Captioning is the key to opening up a world of information for persons with hearing loss or literacy needs. There are more than 32 million Americans with some type of hearing loss. Millions of others are illiterate, learning to read, or use English as a second language.
Definition of Captioning
Captioning is the process of converting the audio content of a television broadcast, webcast, film, video, CD-ROM, DVD, live event, or other production into text and displaying the text on a screen or monitor. Captions not only display words as the textual equivalent of spoken dialogue or narration, but they also include speaker identification, sound effects, and music description.
It is important that the captions are (1) synchronized and appear at approximately the same time as the audio is delivered; (2) equivalent and equal in content to that of the audio, including speaker identification and sound effects; and (3) accessible and readily available to those who need or want them.
Broadcast/Webcast Video Captioning for Television or Web Streaming Methods
Methods vary according to when the captions are created and displayed.
Off-line captions are created and added after a production has been recorded, but before it is aired or played.
Examples of productions that utilize off-line captioning are broadcast TV programs, home videos, and educational media. Most of these captions appear in the pop-on style.
On-Line (Real-Time or Live)
On-line captions are created and added during a live broadcast or web stream event. This method is used to describe the captioning of live political debates, sporting events, classroom lectures, business seminars, and other live productions.
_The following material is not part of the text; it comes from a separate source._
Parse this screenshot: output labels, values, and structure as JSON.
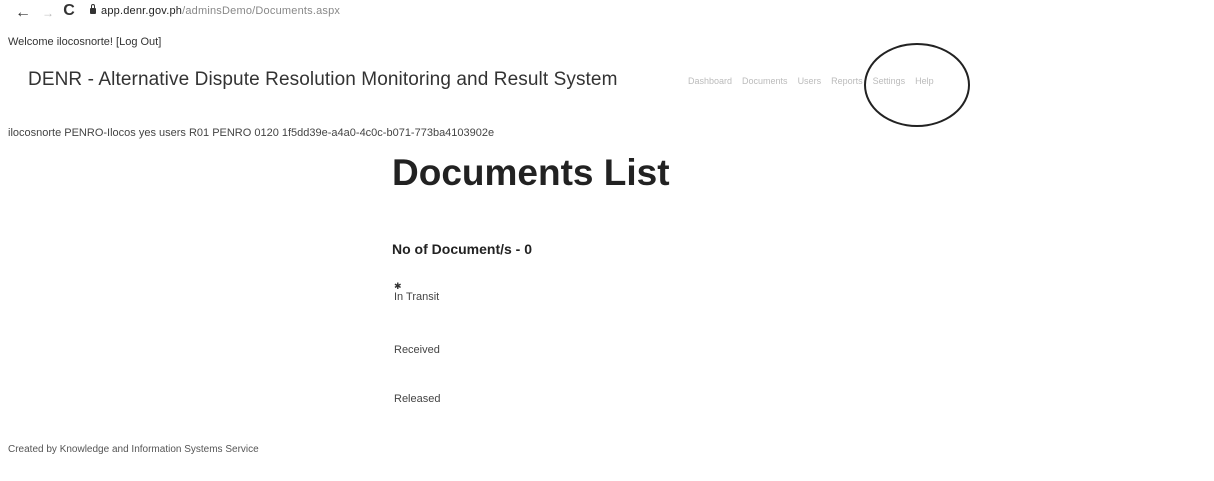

Most of these captions appear in the roll-up style.
Traditional broadcast television and cable channels have been using broadcast captioning for years to bring television to the Hard of Hearing community and to allow viewers to enjoy programs in noisy or crowded environments.
Government broadcasts like City Council meetings and commission hearings, as well as board meetings, also use broadcast and/or web streaming captioning services to lay text over video.
Broadcast/Webcast Captioning for Government and Business
With services like web streaming captioning and CART being more popular, businesses do use QuickCaption broadcast captioning services for board meetings and for video overlaid webinars.
In addition to captioning for television broadcasts of government proceedings, the governmental sector uses broadcast captioning from QuickCaption and other providers for videos and websites.